==== Data shown ====

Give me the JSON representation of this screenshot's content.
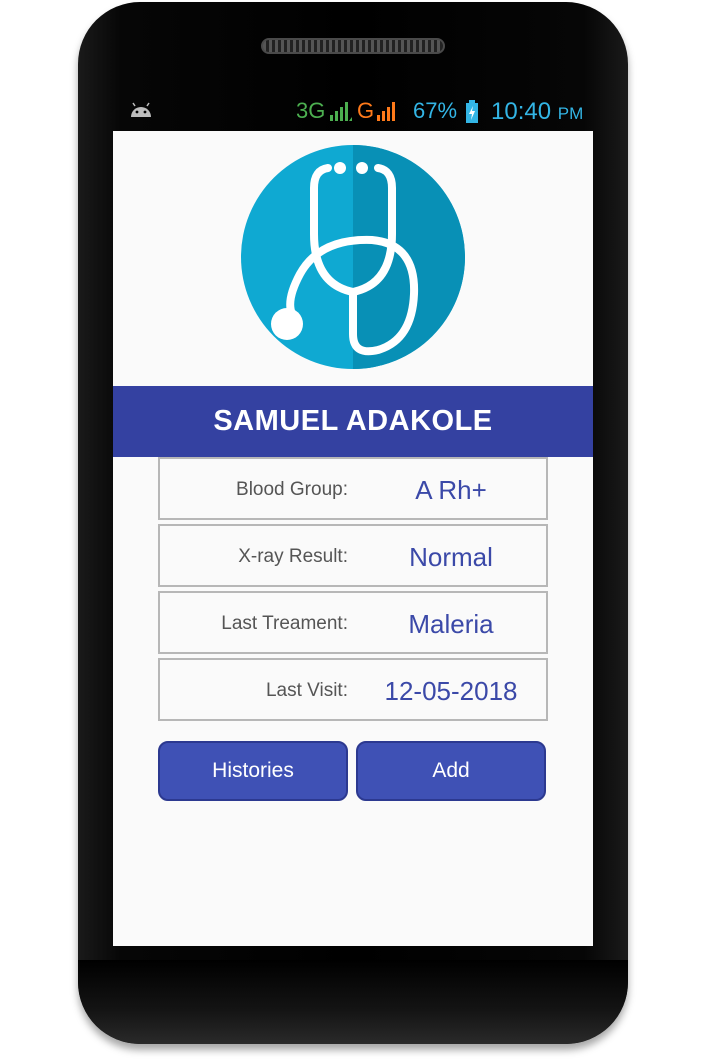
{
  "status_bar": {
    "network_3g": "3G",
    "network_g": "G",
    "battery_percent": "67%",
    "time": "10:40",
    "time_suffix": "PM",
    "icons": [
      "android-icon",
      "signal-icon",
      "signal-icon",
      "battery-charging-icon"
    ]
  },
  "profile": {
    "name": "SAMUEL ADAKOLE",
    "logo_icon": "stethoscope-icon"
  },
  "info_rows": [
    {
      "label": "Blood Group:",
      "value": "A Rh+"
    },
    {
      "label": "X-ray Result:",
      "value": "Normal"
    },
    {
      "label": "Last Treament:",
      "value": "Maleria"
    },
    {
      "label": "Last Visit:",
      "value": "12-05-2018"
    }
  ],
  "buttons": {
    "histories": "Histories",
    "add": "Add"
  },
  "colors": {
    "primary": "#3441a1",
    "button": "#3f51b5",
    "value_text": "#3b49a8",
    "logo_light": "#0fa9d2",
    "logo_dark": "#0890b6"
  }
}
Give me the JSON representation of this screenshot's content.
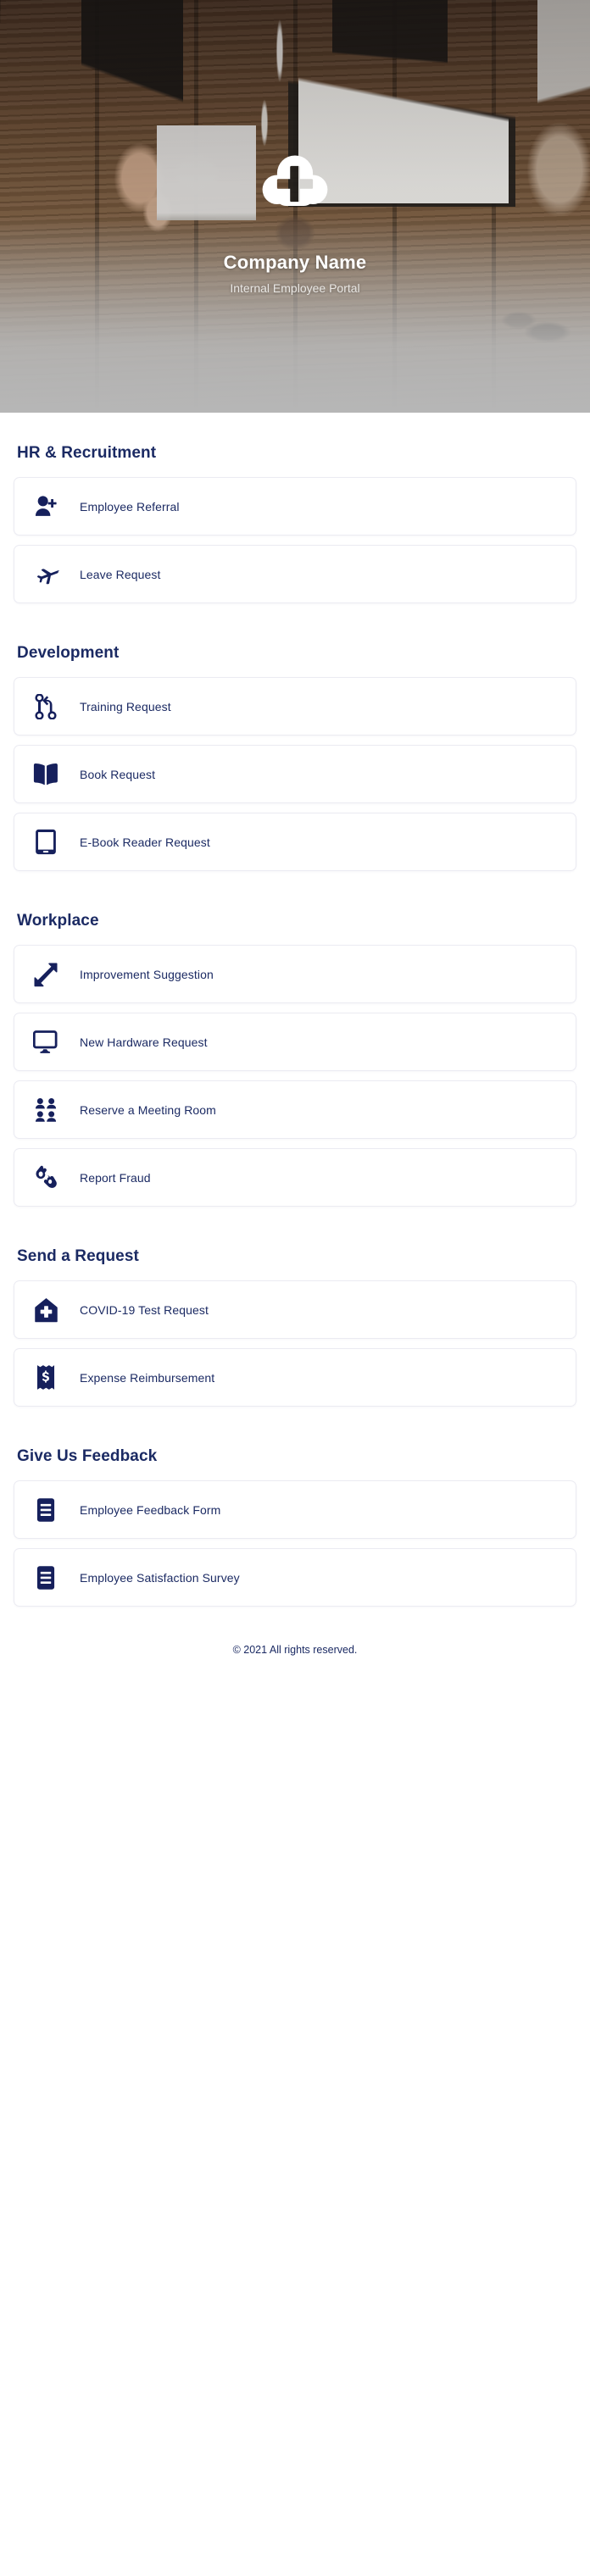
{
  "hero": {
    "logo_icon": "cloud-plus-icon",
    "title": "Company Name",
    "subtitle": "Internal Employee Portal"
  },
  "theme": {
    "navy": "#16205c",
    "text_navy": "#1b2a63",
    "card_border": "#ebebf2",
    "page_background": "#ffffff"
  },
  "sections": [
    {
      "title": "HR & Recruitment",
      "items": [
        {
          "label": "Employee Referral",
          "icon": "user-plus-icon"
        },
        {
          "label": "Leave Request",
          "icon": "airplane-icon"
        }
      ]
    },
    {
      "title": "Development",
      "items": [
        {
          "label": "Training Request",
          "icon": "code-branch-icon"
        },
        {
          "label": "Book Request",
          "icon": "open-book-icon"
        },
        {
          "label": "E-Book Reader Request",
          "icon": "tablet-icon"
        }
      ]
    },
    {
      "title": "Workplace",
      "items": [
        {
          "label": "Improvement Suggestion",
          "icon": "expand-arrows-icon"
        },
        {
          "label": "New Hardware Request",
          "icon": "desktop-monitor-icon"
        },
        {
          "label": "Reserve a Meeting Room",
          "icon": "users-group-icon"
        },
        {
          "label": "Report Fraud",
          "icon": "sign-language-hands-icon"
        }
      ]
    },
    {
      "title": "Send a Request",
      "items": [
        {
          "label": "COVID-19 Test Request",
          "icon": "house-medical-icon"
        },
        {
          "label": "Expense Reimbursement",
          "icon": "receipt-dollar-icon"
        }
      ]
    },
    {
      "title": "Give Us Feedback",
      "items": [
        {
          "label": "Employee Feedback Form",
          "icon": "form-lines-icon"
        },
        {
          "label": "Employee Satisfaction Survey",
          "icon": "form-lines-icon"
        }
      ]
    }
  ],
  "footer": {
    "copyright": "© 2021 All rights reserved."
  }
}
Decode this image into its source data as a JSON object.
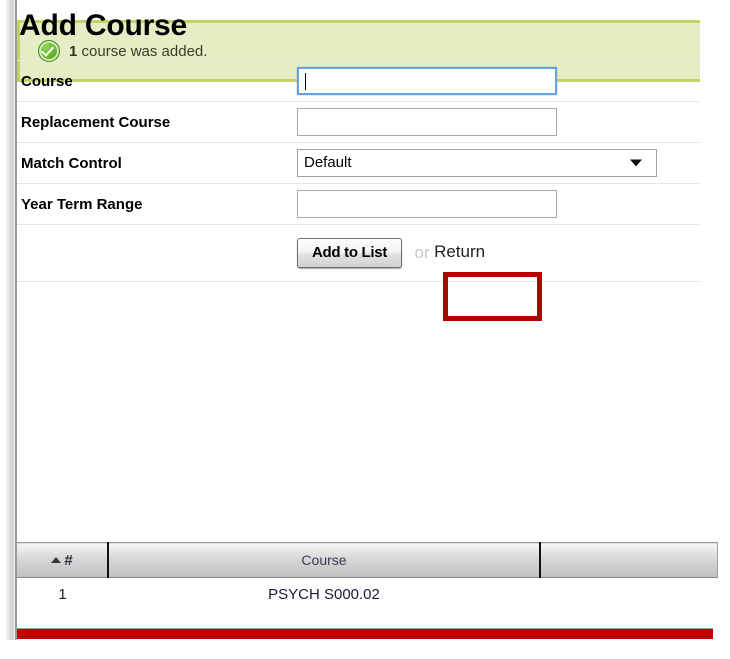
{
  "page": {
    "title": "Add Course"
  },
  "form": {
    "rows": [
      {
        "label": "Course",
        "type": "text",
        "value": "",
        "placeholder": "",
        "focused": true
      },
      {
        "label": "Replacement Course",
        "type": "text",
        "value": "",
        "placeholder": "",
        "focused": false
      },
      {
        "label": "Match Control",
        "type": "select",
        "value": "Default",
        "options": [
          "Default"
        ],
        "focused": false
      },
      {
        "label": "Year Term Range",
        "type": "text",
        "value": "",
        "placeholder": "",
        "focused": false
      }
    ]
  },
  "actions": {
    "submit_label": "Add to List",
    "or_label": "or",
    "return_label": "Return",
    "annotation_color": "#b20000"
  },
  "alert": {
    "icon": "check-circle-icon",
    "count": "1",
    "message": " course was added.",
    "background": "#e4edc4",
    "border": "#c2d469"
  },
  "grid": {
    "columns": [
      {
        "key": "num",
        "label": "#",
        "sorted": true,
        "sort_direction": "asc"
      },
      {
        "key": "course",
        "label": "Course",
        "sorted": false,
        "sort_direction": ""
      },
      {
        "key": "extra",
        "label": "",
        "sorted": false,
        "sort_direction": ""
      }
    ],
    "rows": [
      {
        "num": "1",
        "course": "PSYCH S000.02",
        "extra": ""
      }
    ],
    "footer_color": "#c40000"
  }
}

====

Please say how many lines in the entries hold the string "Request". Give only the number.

7